Chenggang Lai, a graduate student in the Department of Computer Science and Computer Engineering in the College of Engineering, has won second place at the ACM SIGSPATIAL Student Research Competition.
Held in October, this international student competition was a part of the 24th ACM SIGSPATIAL International Conference on Advances in Geographic Information Systems, which was created to bring together researchers, developers, users and practitioners in relation to novel systems based on geospatial data and knowledge. It is an event in a series of symposia and workshops meant to foster interdisciplinary discussions and research in all aspects of geographic information systems.
As a finalist, Lai received a $500 travel grant for his participation in the competition, and received another $300 grant for the second place award. His winning research paper was titled "Accelerating the Calculation of Minimum Set of Viewpoints for Maximum Coverage over Digital Elevation Model Data by Hybrid Computer Architecture and Systems."
The Student Research Competition allows both undergraduate and graduate students to submit timely research obtained primarily by the students, or a current development that entails a considerable amount of work completed by students.
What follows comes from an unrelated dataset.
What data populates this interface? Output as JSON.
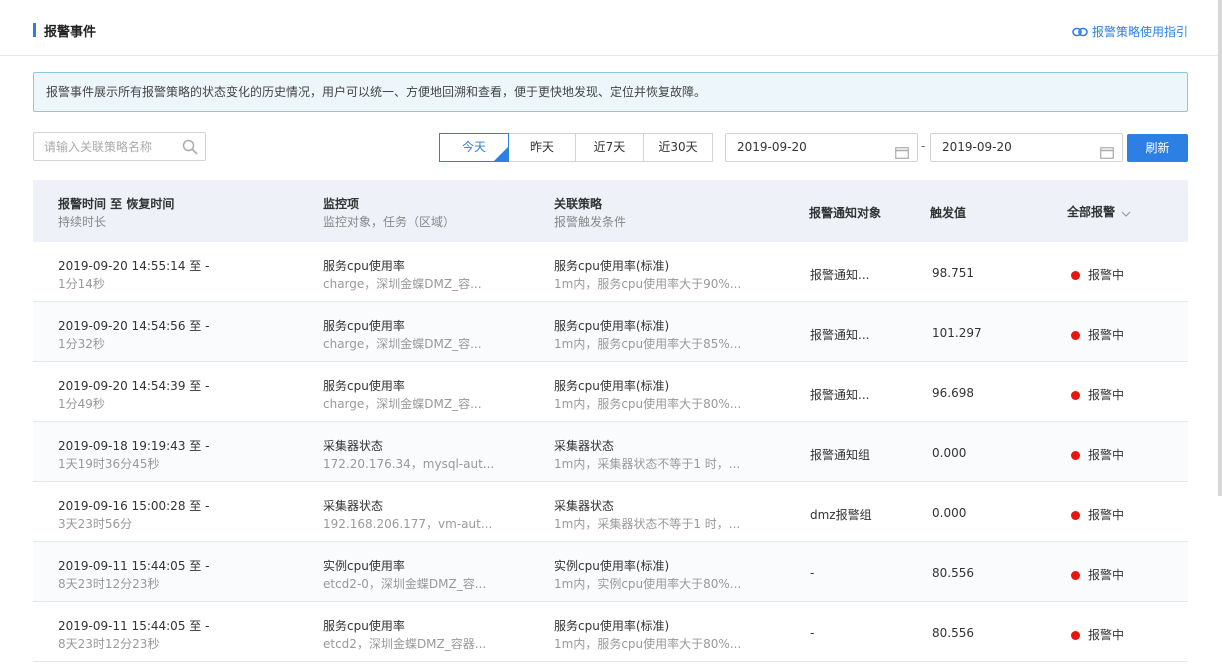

The Student Research Competition was established to give undergraduate and graduate students the opportunity to share their research results and exchange ideas with other students, judges, and conference attendees, as well as to help them understand the practical applications of their research. The competition also allows students to receive prizes and attain recognition from ACM, as well as the greater computing community.
Students' submissions were judged on the basis of originality, influence, methods, outcomes and contributions to the field of spatial systems and algorithms. The competitors attended the SRC session during the ACM Conference with posters made to demonstrate their work.
Those selected to move on in the competition gave 10-minute speeches regarding their research projects in front of the judging committee and conference attendees, and winners were announced during the conference.
"Chenggang Lai is my graduate assistant funded by my National Science Foundation grant," said Xuan Shi, assistant professor of geoinformatics in the Department of Geosciences within the J. William College of Arts and Sciences.
Lai's research may be able to save the Federal Communications Commission and other telecommunication companies a lot of money by reducing the amount of FCC antennas needed to cover the same amount of terrain."
In his research, Lai found a way to reduce the time a supercomputer used to process large amounts of data. For his project, he was able to remotely access a supercomputer called Beacon, which is located at the National Institute for Computational Sciences at the University of Tennessee. He used the computer to process digital elevation data, looking for the highest elevation points in an area. Data like this could be useful in several applications, such as deciding where to place cell phone towers for maximum coverage.
Lai found a way to get the required information in fewer steps, reducing the time spent on the task from a couple of days to a couple of hours. After that, he experimented with several different ways to divide up the required processing tasks between two parts of the supercomputer, the central processing unit, or CPU, and the many-integrated cores, or MIC. He found that when the data was split in half between the two parts, the processing time was reduced by 50 percent. He explained that the computer and the data he used was a test case, and that his general approach could be applied to many different systems and data sets.
For more information about the ACM SIGSPATIAL Conference or SRC, visit their website http://sigspatial2016.sigspatial.org.
Osborn, a Little Rock native, has developed "electronic skin" that can be applied to prosthetic hands, enabling amputees to feel pressure and pain.
A $100,000 planned gift from alumnus B. Jeffery Pence will provide scholarship support for Arkansas students with financial need.
The most popular stories included large events such as Bid Day and Distinguished Lecturer Kareem Abdul Jabbar as well as new programs on campus such as the VeoRide bike-share program.
Alyssa Ferri was one of several students from the Department of Crop, Soil and Environmental Sciences whose research won awards at a national conference.
Jingyi Chen, associate professor of physical chemistry, has been named an Arkansas Research Alliance Fellow.